Exercise objective >>
Return all records exactly. Nothing may be added.

Segment Start: Data extract

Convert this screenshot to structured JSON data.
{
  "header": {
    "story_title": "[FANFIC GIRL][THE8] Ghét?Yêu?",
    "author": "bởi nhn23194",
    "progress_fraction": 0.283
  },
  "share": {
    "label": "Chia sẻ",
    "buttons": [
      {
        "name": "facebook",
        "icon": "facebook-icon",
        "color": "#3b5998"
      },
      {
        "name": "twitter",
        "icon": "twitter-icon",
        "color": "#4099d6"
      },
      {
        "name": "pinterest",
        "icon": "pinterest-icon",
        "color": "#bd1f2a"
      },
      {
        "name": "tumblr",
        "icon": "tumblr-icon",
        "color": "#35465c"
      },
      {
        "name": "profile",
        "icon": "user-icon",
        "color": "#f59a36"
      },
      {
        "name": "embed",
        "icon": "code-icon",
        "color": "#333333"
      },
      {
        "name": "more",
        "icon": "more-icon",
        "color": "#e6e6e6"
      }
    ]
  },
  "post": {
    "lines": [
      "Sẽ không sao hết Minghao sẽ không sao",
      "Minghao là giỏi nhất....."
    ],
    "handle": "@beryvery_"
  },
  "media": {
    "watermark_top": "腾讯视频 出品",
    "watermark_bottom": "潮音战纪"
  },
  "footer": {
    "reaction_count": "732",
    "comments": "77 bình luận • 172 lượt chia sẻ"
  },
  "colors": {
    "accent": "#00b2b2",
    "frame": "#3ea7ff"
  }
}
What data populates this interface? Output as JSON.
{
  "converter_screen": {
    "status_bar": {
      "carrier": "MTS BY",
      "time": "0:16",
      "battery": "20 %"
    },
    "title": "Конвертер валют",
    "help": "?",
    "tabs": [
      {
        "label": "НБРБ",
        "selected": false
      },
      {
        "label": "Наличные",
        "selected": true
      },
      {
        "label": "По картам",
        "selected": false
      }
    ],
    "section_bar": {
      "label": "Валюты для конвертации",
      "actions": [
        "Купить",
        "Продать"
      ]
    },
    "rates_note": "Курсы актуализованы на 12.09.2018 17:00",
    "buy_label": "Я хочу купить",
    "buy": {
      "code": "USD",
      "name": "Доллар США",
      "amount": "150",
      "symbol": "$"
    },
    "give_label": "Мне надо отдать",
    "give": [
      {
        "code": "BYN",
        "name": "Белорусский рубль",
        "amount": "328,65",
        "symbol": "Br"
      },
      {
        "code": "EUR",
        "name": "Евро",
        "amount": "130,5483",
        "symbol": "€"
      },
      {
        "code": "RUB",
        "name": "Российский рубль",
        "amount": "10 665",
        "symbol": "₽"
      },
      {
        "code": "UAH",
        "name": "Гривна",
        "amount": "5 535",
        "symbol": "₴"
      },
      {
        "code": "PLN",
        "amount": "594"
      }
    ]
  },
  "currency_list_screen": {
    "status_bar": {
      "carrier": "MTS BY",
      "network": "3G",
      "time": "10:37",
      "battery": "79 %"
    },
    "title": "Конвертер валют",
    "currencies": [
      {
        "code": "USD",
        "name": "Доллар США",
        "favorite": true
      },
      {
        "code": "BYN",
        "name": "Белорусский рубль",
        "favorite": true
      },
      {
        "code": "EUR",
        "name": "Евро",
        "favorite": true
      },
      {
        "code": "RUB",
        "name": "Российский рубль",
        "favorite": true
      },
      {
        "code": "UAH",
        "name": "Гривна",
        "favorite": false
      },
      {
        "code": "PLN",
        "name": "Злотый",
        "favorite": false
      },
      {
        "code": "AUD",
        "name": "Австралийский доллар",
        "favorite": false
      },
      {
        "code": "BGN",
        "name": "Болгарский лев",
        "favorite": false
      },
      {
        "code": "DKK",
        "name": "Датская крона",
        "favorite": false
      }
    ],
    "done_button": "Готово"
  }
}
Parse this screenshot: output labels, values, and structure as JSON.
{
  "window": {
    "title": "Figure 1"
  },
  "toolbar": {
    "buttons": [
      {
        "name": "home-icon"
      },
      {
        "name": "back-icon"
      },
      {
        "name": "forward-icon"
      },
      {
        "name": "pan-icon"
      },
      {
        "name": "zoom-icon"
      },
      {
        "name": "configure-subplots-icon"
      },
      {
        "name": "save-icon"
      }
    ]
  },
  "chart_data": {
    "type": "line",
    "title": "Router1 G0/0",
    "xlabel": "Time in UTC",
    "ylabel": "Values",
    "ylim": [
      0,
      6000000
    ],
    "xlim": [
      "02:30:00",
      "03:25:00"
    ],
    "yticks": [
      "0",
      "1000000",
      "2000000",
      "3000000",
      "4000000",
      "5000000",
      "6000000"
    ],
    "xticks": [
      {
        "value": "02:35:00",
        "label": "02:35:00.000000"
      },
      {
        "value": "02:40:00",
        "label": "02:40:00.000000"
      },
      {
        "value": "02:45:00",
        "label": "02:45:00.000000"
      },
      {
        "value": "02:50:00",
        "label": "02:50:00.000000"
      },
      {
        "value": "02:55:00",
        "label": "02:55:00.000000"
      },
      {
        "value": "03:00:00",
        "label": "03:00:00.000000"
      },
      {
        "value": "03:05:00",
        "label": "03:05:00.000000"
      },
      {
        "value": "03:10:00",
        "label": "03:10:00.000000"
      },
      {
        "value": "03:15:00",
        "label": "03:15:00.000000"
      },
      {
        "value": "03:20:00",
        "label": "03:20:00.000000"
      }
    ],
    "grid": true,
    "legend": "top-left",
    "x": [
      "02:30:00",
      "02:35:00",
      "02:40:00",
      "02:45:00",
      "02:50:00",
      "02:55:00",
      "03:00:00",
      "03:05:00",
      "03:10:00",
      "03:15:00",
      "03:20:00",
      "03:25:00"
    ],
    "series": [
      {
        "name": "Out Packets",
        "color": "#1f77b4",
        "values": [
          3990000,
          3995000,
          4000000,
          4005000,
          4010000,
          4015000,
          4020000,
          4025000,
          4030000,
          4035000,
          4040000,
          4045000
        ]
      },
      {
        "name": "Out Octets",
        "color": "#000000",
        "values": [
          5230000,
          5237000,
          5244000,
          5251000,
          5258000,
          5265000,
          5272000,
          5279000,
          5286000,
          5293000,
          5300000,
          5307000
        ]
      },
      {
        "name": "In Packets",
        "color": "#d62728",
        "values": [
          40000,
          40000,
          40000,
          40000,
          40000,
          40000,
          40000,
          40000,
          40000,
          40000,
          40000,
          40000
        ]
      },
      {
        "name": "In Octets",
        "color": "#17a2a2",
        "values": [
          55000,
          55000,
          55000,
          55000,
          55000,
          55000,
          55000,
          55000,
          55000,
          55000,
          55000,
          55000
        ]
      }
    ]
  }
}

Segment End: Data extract

Exercise output >>
Convert this screenshot to structured JSON data.
{
  "header": {
    "story_title": "[FANFIC GIRL][THE8] Ghét?Yêu?",
    "author": "bởi nhn23194",
    "progress_fraction": 0.283
  },
  "share": {
    "label": "Chia sẻ",
    "buttons": [
      {
        "name": "facebook",
        "icon": "facebook-icon",
        "color": "#3b5998"
      },
      {
        "name": "twitter",
        "icon": "twitter-icon",
        "color": "#4099d6"
      },
      {
        "name": "pinterest",
        "icon": "pinterest-icon",
        "color": "#bd1f2a"
      },
      {
        "name": "tumblr",
        "icon": "tumblr-icon",
        "color": "#35465c"
      },
      {
        "name": "profile",
        "icon": "user-icon",
        "color": "#f59a36"
      },
      {
        "name": "embed",
        "icon": "code-icon",
        "color": "#333333"
      },
      {
        "name": "more",
        "icon": "more-icon",
        "color": "#e6e6e6"
      }
    ]
  },
  "post": {
    "lines": [
      "Sẽ không sao hết Minghao sẽ không sao",
      "Minghao là giỏi nhất....."
    ],
    "handle": "@beryvery_"
  },
  "media": {
    "watermark_top": "腾讯视频 出品",
    "watermark_bottom": "潮音战纪"
  },
  "footer": {
    "reaction_count": "732",
    "comments": "77 bình luận • 172 lượt chia sẻ"
  },
  "colors": {
    "accent": "#00b2b2",
    "frame": "#3ea7ff"
  }
}
What data populates this interface? Output as JSON.
{
  "converter_screen": {
    "status_bar": {
      "carrier": "MTS BY",
      "time": "0:16",
      "battery": "20 %"
    },
    "title": "Конвертер валют",
    "help": "?",
    "tabs": [
      {
        "label": "НБРБ",
        "selected": false
      },
      {
        "label": "Наличные",
        "selected": true
      },
      {
        "label": "По картам",
        "selected": false
      }
    ],
    "section_bar": {
      "label": "Валюты для конвертации",
      "actions": [
        "Купить",
        "Продать"
      ]
    },
    "rates_note": "Курсы актуализованы на 12.09.2018 17:00",
    "buy_label": "Я хочу купить",
    "buy": {
      "code": "USD",
      "name": "Доллар США",
      "amount": "150",
      "symbol": "$"
    },
    "give_label": "Мне надо отдать",
    "give": [
      {
        "code": "BYN",
        "name": "Белорусский рубль",
        "amount": "328,65",
        "symbol": "Br"
      },
      {
        "code": "EUR",
        "name": "Евро",
        "amount": "130,5483",
        "symbol": "€"
      },
      {
        "code": "RUB",
        "name": "Российский рубль",
        "amount": "10 665",
        "symbol": "₽"
      },
      {
        "code": "UAH",
        "name": "Гривна",
        "amount": "5 535",
        "symbol": "₴"
      },
      {
        "code": "PLN",
        "amount": "594"
      }
    ]
  },
  "currency_list_screen": {
    "status_bar": {
      "carrier": "MTS BY",
      "network": "3G",
      "time": "10:37",
      "battery": "79 %"
    },
    "title": "Конвертер валют",
    "currencies": [
      {
        "code": "USD",
        "name": "Доллар США",
        "favorite": true
      },
      {
        "code": "BYN",
        "name": "Белорусский рубль",
        "favorite": true
      },
      {
        "code": "EUR",
        "name": "Евро",
        "favorite": true
      },
      {
        "code": "RUB",
        "name": "Российский рубль",
        "favorite": true
      },
      {
        "code": "UAH",
        "name": "Гривна",
        "favorite": false
      },
      {
        "code": "PLN",
        "name": "Злотый",
        "favorite": false
      },
      {
        "code": "AUD",
        "name": "Австралийский доллар",
        "favorite": false
      },
      {
        "code": "BGN",
        "name": "Болгарский лев",
        "favorite": false
      },
      {
        "code": "DKK",
        "name": "Датская крона",
        "favorite": false
      }
    ],
    "done_button": "Готово"
  }
}
Parse this screenshot: output labels, values, and structure as JSON.
{
  "window": {
    "title": "Figure 1"
  },
  "toolbar": {
    "buttons": [
      {
        "name": "home-icon"
      },
      {
        "name": "back-icon"
      },
      {
        "name": "forward-icon"
      },
      {
        "name": "pan-icon"
      },
      {
        "name": "zoom-icon"
      },
      {
        "name": "configure-subplots-icon"
      },
      {
        "name": "save-icon"
      }
    ]
  },
  "chart_data": {
    "type": "line",
    "title": "Router1 G0/0",
    "xlabel": "Time in UTC",
    "ylabel": "Values",
    "ylim": [
      0,
      6000000
    ],
    "xlim": [
      "02:30:00",
      "03:25:00"
    ],
    "yticks": [
      "0",
      "1000000",
      "2000000",
      "3000000",
      "4000000",
      "5000000",
      "6000000"
    ],
    "xticks": [
      {
        "value": "02:35:00",
        "label": "02:35:00.000000"
      },
      {
        "value": "02:40:00",
        "label": "02:40:00.000000"
      },
      {
        "value": "02:45:00",
        "label": "02:45:00.000000"
      },
      {
        "value": "02:50:00",
        "label": "02:50:00.000000"
      },
      {
        "value": "02:55:00",
        "label": "02:55:00.000000"
      },
      {
        "value": "03:00:00",
        "label": "03:00:00.000000"
      },
      {
        "value": "03:05:00",
        "label": "03:05:00.000000"
      },
      {
        "value": "03:10:00",
        "label": "03:10:00.000000"
      },
      {
        "value": "03:15:00",
        "label": "03:15:00.000000"
      },
      {
        "value": "03:20:00",
        "label": "03:20:00.000000"
      }
    ],
    "grid": true,
    "legend": "top-left",
    "x": [
      "02:30:00",
      "02:35:00",
      "02:40:00",
      "02:45:00",
      "02:50:00",
      "02:55:00",
      "03:00:00",
      "03:05:00",
      "03:10:00",
      "03:15:00",
      "03:20:00",
      "03:25:00"
    ],
    "series": [
      {
        "name": "Out Packets",
        "color": "#1f77b4",
        "values": [
          3990000,
          3995000,
          4000000,
          4005000,
          4010000,
          4015000,
          4020000,
          4025000,
          4030000,
          4035000,
          4040000,
          4045000
        ]
      },
      {
        "name": "Out Octets",
        "color": "#000000",
        "values": [
          5230000,
          5237000,
          5244000,
          5251000,
          5258000,
          5265000,
          5272000,
          5279000,
          5286000,
          5293000,
          5300000,
          5307000
        ]
      },
      {
        "name": "In Packets",
        "color": "#d62728",
        "values": [
          40000,
          40000,
          40000,
          40000,
          40000,
          40000,
          40000,
          40000,
          40000,
          40000,
          40000,
          40000
        ]
      },
      {
        "name": "In Octets",
        "color": "#17a2a2",
        "values": [
          55000,
          55000,
          55000,
          55000,
          55000,
          55000,
          55000,
          55000,
          55000,
          55000,
          55000,
          55000
        ]
      }
    ]
  }
}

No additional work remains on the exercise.